Eulemur macaco (Lemuriloriformes : Lemuriformes : Lemuroidea : Lemuridae).
These medium-sized (1.0–2.5 kg) lemurs are found in the semideciduous forests of Madagascar and are active both in the trees and on the ground. E. macaco is cathemeral (being active during day and night periods) and is reported to use both terrestrial and arboreal quadrupedal running and suspension by both the forelimbs and hindlimbs in feeding (Colquhoun, 1993, 1998; Mittermeier et al., 2008). This species feeds on a tremendously wide variety of foods, but fruits seem to be the greatest percentage of resources (Mittermeier et al., 2008).
Cheirogaleus medius (Lemuriloriformes : Lemuriformes : Cheirogaleoidea : Cheirogaleidae).
The fat-tailed, dwarf lemur is a small (142–217 g) nocturnal species that is primarily a generalized arboreal quadruped found in the dry secondary forests of Madagascar (Lahann, 2007). C. medius feeds primarily on fruits and is not reported to engage in any clinging or suspensory behavior (Lahann, 2007; Mittermeier et al., 2008).
Tarsius syrichta (Tarsisimiiformes : Tarsiiformes : Tarsiidae).
The Philippine tarsier is an exceptionally small (117–134 g) nocturnal primate that is categorized as a forest-dwelling vertical clinger and leaper (Kappeler, 1991; Dagosto et al., 2001). T. syrichta, like other tarsiers, feeds primarily on invertebrates and is not reported to use any quadrupedal or suspensory behaviors.
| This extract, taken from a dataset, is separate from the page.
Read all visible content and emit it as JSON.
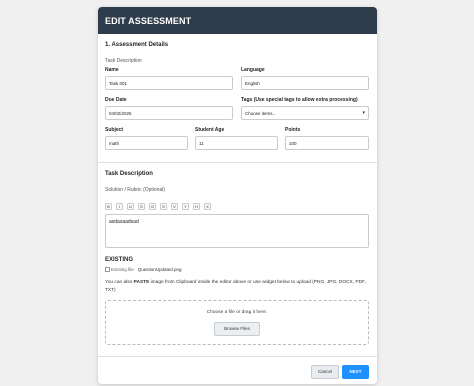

Using the above taxa, this study aims to assess the gross morphology of the soft-tissue structures of the prosimian shoulder joint complex (glenoid labrum, tendon of the long head of the biceps brachii muscle, joint capsule of the glenohumeral joint, glenohumeral ligaments, acromioclavicular joint capsule, and coracoclavicular ligament) and to collect weights of the “rotator cuff” muscles (supraspinatus, infraspinatus, teres minor, and subscapularis muscles) to: 1) provide the first morphological and quantitative data on these structures in prosimian species, 2) to compare relative weights of the rotator cuff muscles among taxa with respect to phylogenetic position, locomotor style, and postural behavior, and 3) to compare gross morphology of the joint structure among taxa relative to phylogenetic position, locomotor style, and postural behavior. Whereas the sternoclavicular joint is typically included in the shoulder joint complex, we do not include it in this study because of lack of availability.